**AIM OF THE EXERCISE:** Every entry below should be printed exactly.

= Beginning of Section =

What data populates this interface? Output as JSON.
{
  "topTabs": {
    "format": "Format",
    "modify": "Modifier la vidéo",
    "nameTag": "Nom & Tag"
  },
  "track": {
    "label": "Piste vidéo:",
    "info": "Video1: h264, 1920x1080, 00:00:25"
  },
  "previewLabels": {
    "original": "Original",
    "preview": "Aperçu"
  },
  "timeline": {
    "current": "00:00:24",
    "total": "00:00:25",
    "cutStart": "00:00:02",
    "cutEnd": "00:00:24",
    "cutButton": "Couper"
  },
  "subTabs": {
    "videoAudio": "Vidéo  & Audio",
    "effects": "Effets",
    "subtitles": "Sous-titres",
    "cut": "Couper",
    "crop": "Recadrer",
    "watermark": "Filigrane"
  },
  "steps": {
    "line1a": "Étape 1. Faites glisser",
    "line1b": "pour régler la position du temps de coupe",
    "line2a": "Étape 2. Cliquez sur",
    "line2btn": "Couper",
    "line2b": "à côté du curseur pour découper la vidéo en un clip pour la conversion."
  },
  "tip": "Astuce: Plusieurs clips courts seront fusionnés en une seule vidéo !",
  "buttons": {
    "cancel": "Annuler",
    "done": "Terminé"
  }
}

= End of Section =

**RESPONSE BOX:**
What data populates this interface? Output as JSON.
{
  "topTabs": {
    "format": "Format",
    "modify": "Modifier la vidéo",
    "nameTag": "Nom & Tag"
  },
  "track": {
    "label": "Piste vidéo:",
    "info": "Video1: h264, 1920x1080, 00:00:25"
  },
  "previewLabels": {
    "original": "Original",
    "preview": "Aperçu"
  },
  "timeline": {
    "current": "00:00:24",
    "total": "00:00:25",
    "cutStart": "00:00:02",
    "cutEnd": "00:00:24",
    "cutButton": "Couper"
  },
  "subTabs": {
    "videoAudio": "Vidéo  & Audio",
    "effects": "Effets",
    "subtitles": "Sous-titres",
    "cut": "Couper",
    "crop": "Recadrer",
    "watermark": "Filigrane"
  },
  "steps": {
    "line1a": "Étape 1. Faites glisser",
    "line1b": "pour régler la position du temps de coupe",
    "line2a": "Étape 2. Cliquez sur",
    "line2btn": "Couper",
    "line2b": "à côté du curseur pour découper la vidéo en un clip pour la conversion."
  },
  "tip": "Astuce: Plusieurs clips courts seront fusionnés en une seule vidéo !",
  "buttons": {
    "cancel": "Annuler",
    "done": "Terminé"
  }
}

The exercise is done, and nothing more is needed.